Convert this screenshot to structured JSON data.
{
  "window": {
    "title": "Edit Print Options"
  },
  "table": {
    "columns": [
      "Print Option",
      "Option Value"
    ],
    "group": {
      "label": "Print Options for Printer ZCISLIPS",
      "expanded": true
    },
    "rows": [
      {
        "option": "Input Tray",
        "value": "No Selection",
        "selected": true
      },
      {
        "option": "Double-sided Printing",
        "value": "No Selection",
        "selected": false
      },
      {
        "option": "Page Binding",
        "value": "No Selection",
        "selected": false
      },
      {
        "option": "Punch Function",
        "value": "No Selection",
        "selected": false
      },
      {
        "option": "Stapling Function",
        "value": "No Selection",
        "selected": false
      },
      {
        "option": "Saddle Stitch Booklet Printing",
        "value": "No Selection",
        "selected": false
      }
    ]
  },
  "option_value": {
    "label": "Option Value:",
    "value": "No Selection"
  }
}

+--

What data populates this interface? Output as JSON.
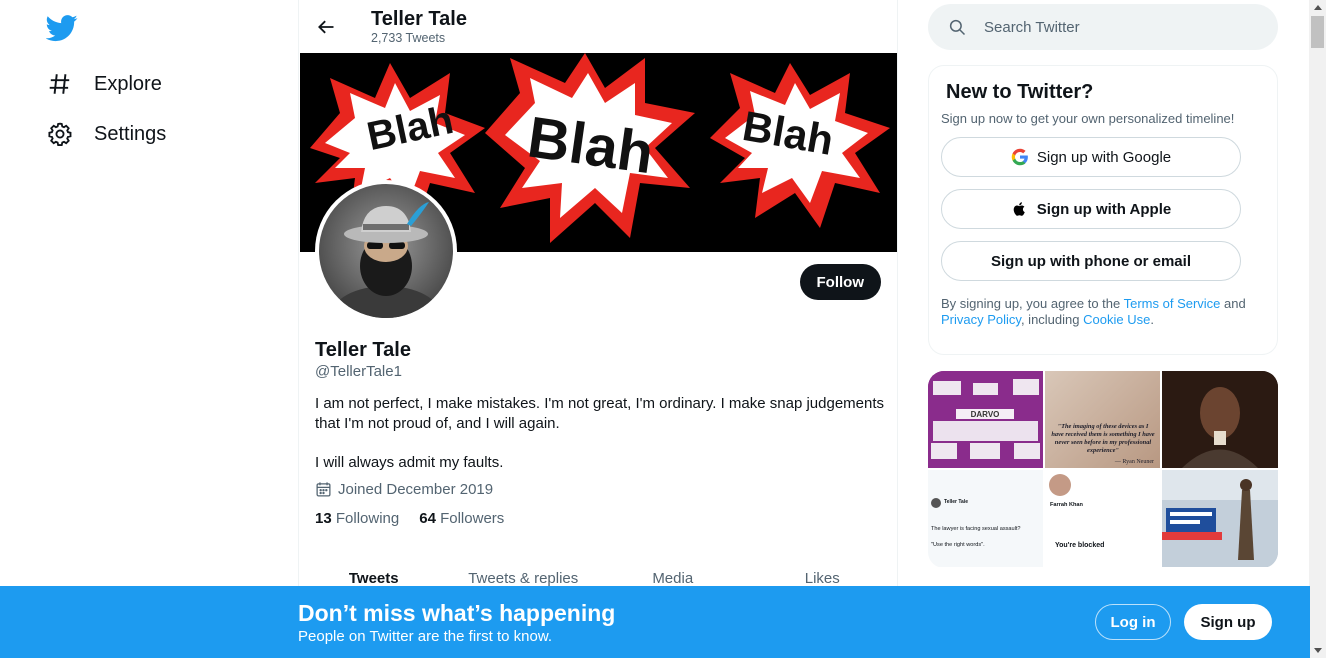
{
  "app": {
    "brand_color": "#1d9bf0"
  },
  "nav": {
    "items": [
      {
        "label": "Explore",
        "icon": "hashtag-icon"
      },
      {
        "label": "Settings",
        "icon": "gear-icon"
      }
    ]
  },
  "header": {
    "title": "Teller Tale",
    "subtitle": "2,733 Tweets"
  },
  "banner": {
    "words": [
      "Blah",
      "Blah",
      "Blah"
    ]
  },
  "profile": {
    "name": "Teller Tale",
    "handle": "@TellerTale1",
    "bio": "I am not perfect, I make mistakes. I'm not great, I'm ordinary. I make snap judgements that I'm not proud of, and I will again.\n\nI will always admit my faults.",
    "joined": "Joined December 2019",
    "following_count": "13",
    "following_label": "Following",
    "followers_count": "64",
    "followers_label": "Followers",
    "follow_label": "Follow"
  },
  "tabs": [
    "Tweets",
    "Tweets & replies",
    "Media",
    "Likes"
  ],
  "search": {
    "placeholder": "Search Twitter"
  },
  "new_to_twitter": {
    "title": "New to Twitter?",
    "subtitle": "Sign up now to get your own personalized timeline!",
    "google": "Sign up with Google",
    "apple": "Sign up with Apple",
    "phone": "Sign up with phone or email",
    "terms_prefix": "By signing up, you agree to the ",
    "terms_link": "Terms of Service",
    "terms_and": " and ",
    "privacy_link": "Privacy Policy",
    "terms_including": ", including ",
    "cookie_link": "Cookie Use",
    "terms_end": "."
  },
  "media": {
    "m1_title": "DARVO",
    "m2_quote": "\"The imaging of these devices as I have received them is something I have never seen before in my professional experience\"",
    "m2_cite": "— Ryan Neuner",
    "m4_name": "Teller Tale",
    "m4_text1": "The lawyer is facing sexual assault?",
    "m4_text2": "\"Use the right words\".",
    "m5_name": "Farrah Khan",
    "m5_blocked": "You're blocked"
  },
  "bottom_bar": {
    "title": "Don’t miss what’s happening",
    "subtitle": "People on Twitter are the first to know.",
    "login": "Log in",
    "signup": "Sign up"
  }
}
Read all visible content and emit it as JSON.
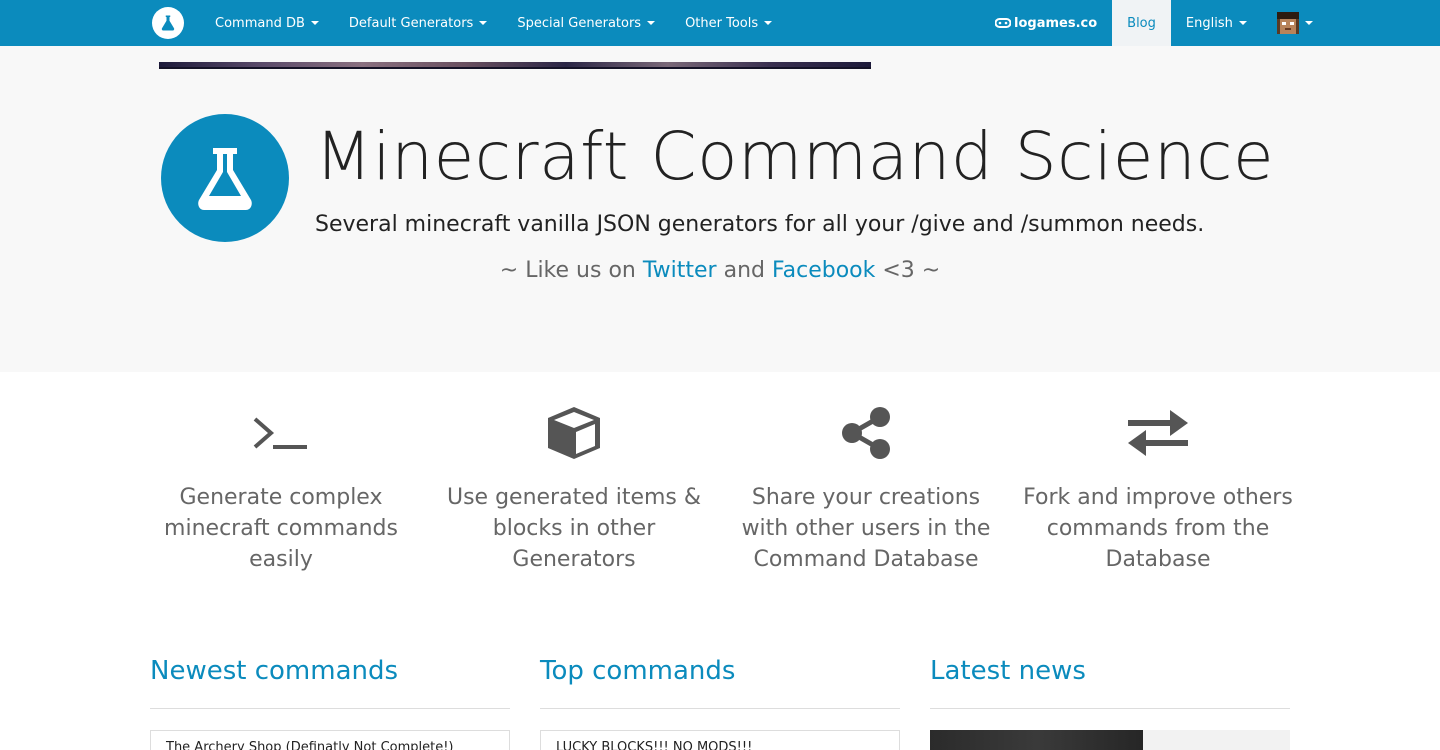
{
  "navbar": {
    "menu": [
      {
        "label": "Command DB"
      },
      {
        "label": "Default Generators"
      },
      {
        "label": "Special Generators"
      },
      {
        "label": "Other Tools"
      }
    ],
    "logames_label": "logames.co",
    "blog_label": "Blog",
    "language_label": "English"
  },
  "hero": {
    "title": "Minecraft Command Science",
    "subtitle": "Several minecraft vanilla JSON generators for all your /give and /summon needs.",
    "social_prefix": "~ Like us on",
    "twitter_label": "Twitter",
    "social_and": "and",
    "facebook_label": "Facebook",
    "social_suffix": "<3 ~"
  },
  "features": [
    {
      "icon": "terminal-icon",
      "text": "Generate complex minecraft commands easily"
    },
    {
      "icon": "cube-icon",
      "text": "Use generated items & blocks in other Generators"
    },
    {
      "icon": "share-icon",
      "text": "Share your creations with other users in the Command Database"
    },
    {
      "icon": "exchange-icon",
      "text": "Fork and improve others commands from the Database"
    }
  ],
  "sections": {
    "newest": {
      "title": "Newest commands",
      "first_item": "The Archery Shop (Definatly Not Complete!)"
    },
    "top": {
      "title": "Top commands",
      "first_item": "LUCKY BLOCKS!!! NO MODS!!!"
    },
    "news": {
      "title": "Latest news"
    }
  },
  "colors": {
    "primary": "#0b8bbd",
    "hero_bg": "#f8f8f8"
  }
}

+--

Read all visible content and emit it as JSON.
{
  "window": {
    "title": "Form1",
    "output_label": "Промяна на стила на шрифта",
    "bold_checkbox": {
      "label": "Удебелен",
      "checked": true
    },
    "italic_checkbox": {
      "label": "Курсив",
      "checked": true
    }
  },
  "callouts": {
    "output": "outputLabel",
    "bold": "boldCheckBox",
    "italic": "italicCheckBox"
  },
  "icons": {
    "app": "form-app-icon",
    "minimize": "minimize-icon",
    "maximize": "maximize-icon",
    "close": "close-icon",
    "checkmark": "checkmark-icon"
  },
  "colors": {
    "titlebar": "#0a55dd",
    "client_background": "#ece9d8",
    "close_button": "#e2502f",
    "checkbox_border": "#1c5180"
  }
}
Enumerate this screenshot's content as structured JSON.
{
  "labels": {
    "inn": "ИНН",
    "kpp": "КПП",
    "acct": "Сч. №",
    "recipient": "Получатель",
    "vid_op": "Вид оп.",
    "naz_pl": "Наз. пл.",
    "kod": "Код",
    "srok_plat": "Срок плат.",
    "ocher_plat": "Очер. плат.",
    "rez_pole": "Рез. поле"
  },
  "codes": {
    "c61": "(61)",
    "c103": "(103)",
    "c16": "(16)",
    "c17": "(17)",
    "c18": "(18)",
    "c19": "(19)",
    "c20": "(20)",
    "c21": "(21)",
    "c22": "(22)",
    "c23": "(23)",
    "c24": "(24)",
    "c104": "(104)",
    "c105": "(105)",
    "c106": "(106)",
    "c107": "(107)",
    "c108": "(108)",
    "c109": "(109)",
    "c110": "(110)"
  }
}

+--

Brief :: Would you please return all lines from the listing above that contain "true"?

Task response ::
      "expanded": true
        "selected": true
      "checked": true
      "checked": true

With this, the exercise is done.